I love this interview with Jenny, it’s packed full of inspiration. From body image concerns to fitting exercise into her busy day. From learning to guide a visually impaired runner to being a role model for her patients. Her stories of breast cancer, depression and odd shaped bottoms will have you reaching for your parkrun barcode. I’m super grateful to her for sharing her life so we can all benefit from her wisdom and enthusiasm. A true #ActiveWoman.
Tell us a bit about yourself Joanne I’m 47, married and mother to four children aged 14-20. I’m currently working as an administrator for the NHS. I don’t enjoy it but until I find something more fulfilling it’ll have to do! I am @girlwotruns on Twitter and you can also find me on Facebook.
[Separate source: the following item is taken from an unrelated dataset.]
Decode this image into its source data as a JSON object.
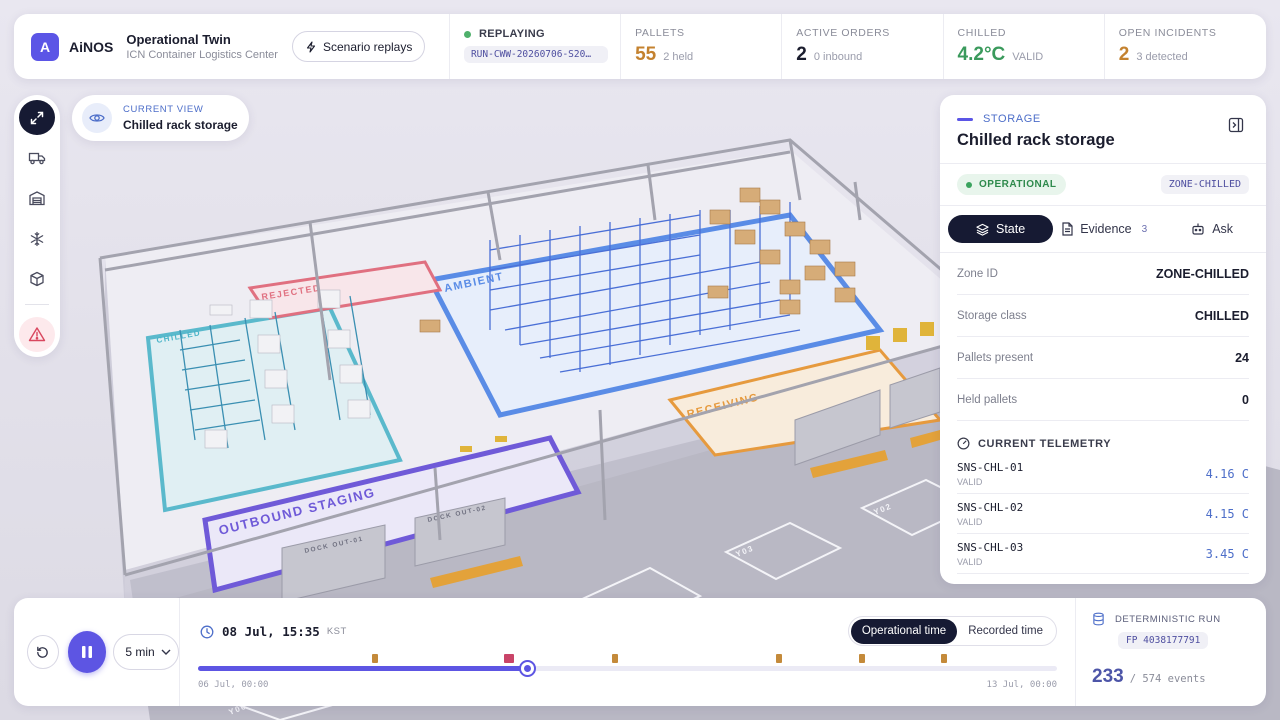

I love this Active Women interview with Sumita Sarma. From growing up with Bollywood in India to discovering exercise through desperation, there’s something we can all learn from it. It really reflects the fact that the benefits of being active go vastly beyond the way our body looks. The sky is the limit for Sumi.
It was actually a blog that Leigh wrote that gave me the idea to start this interview series. She’d posted a photo of her pink boxing gloves and explained how becoming active and punching stuff was helping her to improve her wellbeing and cope with all that life had thrown at her (and that’s more than most of us have had to deal with). To me she was a shining example of how finding the activity that suits you is crucial and how the benefits are huge. I love the way she has gone on to inspire others by posting lots of her exercise sessions online. Do pop over to her blog to have a look, especially if you’re lacking in motivation. Boy, she works hard! Tell us a bit about yourself Leigh I’m a communications professional, writer, wellbeing coach, and patient leader. In 2014 at just 24 weeks’ pregnant I was diagnosed with the rare, life-threatening pregnancy complication HELLP syndrome. Unless the baby is born, both mum and baby will die. Sadly, my son …
It doesn’t have to be a major health barrier that stops us from being active. Often it’s just everyday life making us feel too tired or a dose of self-conciousness preventing us stepping out the front door. In this, the 4th interview in my Active Women series, I talk to Cheryl Speight who overcomes these types of barriers and reminds us that we can do it too. What have we got to lose?
Welcome to the third of my Active Women interviews. Today I talk to Kate Lewis, a mum of two tiny ones who likes to run. Exercise plans and intentions often dissolve during pregnancy and afterwards when there are little people to care for. I was impressed by Kate’s determination to keep active. She knows the power activity has to maintain her mental health and after suffering post natal depression she’s keen to snap up even the briefest of windows to do some exercise.
I’ve had an overwhelming response to my new interview series. Thank you everyone! There are so many of you out there willing to share your exercise journeys and explain how you became active and most importantly how you manage to keep it up despite life throwing things at you. It’s really motivating and encouraging to hear about women who are out there just ‘doing it’. It helps us all through the days when simply pulling on a pair of trainers seems an impossible task.
Welcome to my new ‘Active Women‘ interview series. I’m passionate about helping inactive people to become active. There are just so many barriers stopping women from making exercise part of their lives. Time, health issues and lack of confidence are just three that spring to mind.